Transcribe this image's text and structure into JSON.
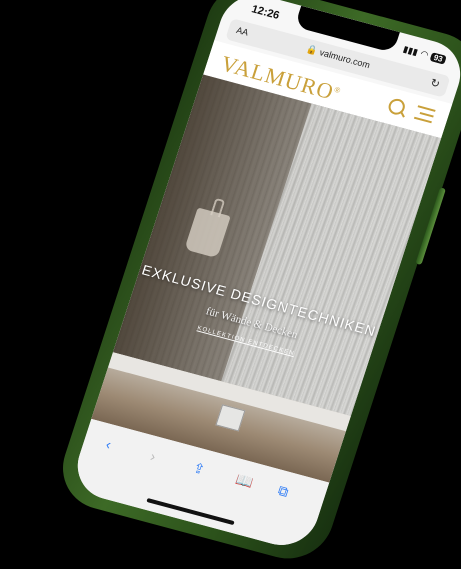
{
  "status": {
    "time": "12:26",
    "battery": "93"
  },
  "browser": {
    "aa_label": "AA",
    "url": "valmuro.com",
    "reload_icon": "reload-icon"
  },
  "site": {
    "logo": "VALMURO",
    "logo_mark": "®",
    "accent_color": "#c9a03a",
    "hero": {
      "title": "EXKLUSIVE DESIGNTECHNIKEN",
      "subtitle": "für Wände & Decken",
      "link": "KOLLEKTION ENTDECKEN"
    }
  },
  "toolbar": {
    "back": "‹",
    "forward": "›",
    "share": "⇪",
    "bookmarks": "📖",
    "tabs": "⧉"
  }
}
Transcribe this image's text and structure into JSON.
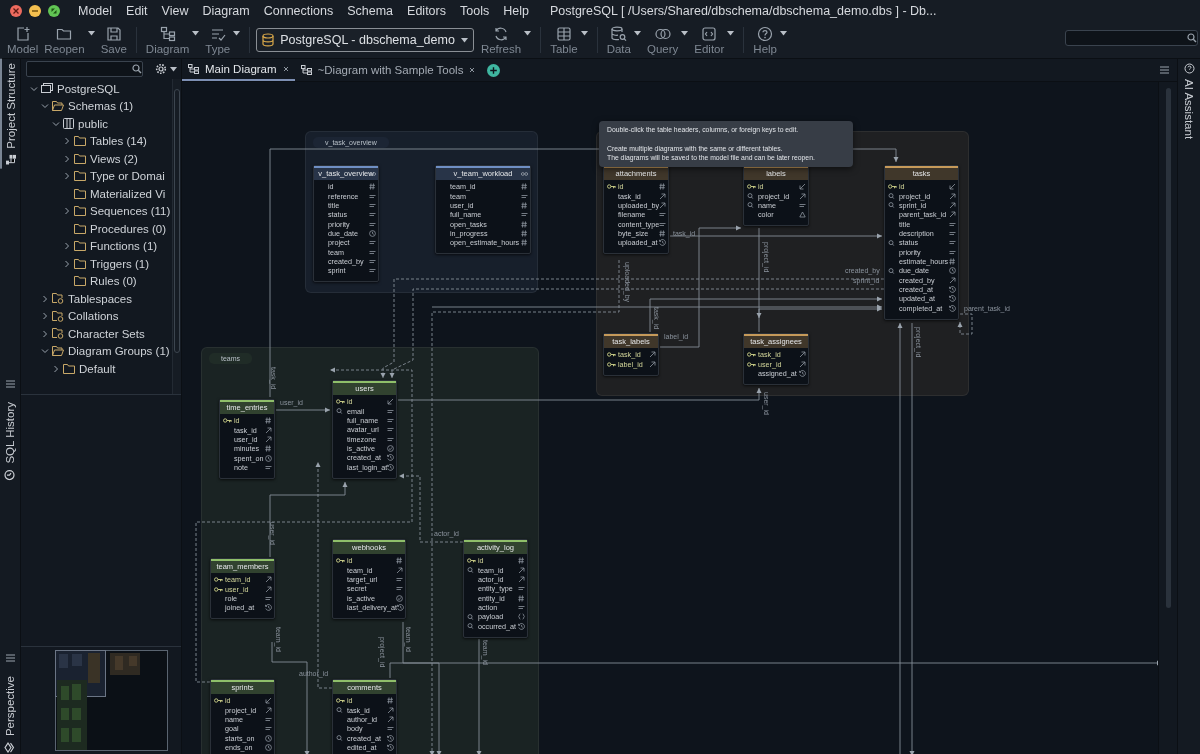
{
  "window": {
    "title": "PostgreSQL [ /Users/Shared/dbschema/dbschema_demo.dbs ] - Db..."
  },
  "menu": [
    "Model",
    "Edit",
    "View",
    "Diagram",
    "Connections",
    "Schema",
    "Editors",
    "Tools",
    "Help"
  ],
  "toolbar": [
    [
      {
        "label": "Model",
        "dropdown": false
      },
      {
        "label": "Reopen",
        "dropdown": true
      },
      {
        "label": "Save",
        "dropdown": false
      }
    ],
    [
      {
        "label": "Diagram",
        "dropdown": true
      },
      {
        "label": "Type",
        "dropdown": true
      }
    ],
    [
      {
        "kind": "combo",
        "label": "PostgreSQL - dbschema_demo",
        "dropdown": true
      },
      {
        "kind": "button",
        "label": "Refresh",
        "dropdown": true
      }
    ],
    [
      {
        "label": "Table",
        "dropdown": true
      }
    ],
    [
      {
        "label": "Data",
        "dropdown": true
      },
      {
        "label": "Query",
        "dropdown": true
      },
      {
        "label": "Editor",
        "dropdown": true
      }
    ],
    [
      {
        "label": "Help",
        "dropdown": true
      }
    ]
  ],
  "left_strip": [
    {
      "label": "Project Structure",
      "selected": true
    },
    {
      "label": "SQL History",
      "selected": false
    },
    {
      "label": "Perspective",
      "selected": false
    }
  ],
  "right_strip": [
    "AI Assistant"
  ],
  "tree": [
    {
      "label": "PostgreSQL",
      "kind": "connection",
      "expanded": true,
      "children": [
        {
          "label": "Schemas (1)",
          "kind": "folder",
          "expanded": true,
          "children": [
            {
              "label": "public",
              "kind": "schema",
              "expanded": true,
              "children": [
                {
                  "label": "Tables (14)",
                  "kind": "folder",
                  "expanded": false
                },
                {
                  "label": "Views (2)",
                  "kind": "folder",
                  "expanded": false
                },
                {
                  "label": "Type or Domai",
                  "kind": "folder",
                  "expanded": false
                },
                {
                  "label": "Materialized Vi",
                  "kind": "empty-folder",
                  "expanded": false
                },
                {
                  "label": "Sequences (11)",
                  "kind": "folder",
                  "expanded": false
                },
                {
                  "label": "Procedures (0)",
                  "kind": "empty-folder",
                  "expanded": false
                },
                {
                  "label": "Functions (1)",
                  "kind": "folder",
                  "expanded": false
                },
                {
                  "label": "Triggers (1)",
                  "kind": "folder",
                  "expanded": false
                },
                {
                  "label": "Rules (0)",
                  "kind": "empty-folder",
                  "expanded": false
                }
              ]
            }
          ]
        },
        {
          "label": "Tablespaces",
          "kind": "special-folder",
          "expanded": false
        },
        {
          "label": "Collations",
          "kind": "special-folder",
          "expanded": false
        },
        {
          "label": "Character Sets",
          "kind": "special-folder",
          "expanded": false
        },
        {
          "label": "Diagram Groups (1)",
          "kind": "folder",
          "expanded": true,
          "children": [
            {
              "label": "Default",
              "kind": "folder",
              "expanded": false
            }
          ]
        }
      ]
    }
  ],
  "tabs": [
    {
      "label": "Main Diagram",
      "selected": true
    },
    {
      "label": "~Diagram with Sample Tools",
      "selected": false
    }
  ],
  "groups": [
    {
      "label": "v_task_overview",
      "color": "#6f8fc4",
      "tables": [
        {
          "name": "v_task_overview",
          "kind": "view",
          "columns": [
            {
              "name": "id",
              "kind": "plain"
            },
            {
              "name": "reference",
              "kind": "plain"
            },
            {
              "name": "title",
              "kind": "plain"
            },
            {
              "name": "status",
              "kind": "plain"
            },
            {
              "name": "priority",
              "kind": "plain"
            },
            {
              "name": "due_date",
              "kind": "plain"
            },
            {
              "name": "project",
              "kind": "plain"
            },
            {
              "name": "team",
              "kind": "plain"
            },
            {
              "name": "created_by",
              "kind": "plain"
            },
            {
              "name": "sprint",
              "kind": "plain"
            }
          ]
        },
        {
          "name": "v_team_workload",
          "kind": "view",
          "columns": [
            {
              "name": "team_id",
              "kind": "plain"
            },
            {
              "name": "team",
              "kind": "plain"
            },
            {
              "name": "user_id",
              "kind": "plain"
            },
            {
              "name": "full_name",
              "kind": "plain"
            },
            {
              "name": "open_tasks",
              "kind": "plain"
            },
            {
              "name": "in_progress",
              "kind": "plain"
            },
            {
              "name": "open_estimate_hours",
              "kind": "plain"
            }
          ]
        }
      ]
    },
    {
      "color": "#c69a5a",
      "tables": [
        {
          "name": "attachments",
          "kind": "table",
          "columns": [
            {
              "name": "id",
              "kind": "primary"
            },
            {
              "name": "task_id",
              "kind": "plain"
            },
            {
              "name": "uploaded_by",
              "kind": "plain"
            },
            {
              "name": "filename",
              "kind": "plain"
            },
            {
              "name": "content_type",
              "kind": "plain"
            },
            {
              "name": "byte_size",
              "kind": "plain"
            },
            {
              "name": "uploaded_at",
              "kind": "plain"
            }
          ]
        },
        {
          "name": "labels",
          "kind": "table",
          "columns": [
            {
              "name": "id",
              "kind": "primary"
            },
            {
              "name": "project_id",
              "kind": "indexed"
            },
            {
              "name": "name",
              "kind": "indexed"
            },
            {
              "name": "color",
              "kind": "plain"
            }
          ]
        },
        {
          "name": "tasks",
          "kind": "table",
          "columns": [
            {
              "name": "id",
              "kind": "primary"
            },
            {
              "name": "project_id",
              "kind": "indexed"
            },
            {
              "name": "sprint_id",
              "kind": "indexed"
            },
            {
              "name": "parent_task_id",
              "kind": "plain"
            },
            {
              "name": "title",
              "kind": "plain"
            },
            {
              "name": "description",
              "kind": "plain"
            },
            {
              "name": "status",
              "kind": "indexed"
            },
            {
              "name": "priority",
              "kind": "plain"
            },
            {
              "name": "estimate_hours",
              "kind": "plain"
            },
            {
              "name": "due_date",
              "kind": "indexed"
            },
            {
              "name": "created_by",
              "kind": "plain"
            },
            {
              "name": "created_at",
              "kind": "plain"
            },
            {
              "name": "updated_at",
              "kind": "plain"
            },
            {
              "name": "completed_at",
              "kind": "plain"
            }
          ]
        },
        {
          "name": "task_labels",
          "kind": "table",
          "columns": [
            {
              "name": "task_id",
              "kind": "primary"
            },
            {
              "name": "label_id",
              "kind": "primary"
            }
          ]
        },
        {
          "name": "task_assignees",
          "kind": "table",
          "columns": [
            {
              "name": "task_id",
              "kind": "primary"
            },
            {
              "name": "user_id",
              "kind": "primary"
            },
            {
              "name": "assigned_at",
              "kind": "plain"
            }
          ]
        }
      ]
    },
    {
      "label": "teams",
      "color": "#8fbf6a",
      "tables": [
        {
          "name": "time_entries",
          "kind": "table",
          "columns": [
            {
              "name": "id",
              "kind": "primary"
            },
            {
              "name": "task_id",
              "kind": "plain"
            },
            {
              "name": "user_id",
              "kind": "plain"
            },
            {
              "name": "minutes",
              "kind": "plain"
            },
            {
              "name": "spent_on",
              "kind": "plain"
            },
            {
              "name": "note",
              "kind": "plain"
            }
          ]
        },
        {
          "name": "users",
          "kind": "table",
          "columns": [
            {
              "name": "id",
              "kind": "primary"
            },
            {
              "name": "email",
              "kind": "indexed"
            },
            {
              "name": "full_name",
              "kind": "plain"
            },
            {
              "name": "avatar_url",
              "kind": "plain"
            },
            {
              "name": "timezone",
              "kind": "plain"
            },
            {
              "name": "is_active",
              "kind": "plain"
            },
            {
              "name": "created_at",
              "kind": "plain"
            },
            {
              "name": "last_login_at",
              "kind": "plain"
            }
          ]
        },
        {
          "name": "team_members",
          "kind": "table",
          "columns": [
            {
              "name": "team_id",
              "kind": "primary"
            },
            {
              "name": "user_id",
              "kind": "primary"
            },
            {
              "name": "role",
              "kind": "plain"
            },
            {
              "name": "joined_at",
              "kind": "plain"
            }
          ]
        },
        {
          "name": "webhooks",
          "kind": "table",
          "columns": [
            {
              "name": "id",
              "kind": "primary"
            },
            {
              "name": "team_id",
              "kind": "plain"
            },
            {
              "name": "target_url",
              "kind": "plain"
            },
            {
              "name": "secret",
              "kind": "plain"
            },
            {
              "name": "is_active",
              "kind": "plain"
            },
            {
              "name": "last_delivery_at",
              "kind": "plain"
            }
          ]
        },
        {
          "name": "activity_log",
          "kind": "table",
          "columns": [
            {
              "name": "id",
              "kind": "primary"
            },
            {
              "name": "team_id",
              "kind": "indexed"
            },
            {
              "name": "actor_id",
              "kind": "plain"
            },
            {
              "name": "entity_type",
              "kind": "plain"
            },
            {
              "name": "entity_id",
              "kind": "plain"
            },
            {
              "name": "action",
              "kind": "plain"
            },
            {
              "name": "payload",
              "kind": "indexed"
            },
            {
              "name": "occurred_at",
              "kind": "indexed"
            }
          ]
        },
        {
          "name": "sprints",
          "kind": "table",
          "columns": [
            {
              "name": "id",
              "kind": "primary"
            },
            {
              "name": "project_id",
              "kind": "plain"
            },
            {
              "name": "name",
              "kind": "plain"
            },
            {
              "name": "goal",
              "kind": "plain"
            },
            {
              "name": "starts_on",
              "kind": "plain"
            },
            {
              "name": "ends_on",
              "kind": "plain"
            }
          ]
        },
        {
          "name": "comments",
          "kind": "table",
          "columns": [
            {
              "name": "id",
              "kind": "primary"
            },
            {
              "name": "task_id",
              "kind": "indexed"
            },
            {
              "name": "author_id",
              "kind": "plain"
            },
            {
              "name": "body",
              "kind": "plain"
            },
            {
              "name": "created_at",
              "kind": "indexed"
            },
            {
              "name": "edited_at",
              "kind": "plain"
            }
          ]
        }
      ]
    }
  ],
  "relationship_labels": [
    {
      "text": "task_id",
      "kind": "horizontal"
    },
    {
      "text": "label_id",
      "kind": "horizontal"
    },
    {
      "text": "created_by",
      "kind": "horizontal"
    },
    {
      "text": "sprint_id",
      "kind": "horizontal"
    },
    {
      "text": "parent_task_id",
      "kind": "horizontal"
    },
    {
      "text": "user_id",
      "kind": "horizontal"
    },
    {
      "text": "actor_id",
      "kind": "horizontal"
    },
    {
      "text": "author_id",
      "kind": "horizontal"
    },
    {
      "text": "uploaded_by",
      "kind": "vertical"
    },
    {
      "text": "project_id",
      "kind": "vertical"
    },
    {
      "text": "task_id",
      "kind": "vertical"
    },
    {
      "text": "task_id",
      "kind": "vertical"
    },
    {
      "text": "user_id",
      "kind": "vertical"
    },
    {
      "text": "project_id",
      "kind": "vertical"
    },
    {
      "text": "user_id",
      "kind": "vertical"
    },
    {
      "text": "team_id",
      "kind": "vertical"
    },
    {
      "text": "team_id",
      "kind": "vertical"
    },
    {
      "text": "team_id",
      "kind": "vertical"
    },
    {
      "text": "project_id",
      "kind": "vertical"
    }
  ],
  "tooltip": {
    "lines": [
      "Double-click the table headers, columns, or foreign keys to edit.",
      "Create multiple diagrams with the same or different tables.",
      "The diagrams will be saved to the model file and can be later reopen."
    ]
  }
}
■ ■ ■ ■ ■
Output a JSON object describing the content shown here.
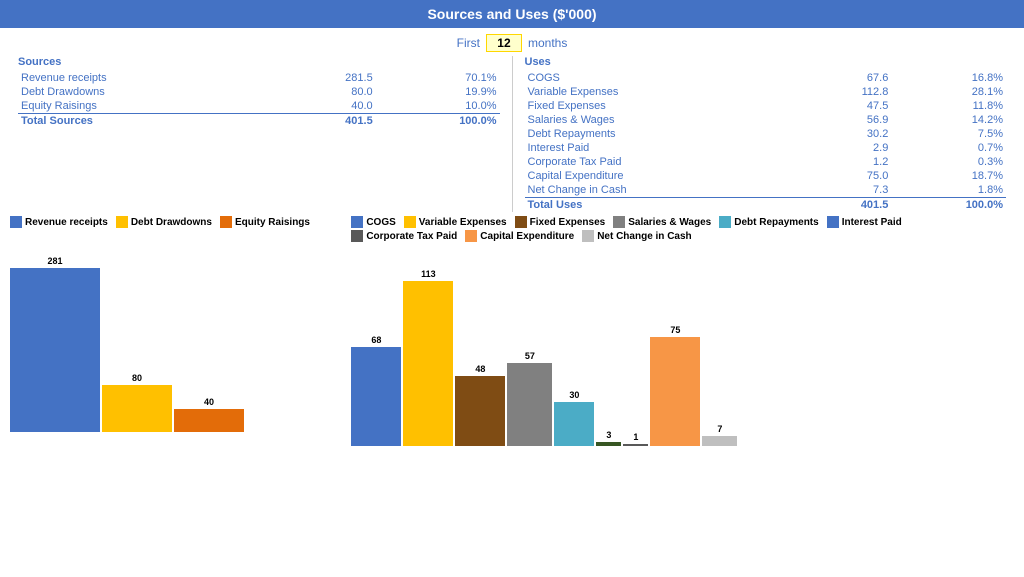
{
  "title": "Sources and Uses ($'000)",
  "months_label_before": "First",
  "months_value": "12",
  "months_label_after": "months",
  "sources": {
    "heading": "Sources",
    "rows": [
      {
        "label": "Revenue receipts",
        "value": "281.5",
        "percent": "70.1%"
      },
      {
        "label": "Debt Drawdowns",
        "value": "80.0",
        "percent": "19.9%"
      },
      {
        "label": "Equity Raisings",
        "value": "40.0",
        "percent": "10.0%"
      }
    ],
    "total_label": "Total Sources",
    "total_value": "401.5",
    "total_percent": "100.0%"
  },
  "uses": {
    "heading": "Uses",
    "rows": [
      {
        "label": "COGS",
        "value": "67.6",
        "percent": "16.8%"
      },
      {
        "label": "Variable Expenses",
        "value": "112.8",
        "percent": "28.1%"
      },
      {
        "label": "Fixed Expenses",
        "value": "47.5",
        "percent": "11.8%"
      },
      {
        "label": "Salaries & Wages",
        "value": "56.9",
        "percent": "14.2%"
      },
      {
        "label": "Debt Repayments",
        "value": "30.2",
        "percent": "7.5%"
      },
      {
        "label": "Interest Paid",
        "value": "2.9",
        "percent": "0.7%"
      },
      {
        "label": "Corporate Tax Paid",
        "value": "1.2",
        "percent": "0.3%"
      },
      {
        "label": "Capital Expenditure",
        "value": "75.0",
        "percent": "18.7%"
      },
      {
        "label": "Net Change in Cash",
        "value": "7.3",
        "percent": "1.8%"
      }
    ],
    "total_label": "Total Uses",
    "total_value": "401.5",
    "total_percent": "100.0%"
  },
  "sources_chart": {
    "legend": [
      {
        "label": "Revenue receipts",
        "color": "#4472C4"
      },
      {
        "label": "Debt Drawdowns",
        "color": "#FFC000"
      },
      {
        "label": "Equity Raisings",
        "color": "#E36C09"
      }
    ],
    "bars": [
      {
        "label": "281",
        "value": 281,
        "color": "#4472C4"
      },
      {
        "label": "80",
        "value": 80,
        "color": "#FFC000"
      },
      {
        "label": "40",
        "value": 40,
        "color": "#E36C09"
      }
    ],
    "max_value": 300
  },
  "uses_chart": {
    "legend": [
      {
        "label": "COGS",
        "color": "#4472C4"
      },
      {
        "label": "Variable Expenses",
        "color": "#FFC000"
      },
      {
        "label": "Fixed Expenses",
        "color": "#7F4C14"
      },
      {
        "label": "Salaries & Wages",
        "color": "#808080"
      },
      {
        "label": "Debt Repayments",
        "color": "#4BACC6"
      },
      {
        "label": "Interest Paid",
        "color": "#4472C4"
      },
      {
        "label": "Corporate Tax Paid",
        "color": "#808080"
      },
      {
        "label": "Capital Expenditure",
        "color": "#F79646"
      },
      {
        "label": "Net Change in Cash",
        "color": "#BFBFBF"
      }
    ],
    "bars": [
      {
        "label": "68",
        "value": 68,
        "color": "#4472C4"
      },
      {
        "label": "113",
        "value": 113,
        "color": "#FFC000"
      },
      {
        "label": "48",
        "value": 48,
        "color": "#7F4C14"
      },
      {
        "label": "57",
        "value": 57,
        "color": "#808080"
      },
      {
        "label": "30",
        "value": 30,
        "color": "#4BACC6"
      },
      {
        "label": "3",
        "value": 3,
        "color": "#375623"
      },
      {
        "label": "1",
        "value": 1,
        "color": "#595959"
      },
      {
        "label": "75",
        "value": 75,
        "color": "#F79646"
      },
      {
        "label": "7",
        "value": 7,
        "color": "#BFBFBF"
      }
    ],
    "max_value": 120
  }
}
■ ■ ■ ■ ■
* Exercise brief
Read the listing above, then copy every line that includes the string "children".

* Result of the task
      "children": [
          "children": [
              "children": [
          "children": [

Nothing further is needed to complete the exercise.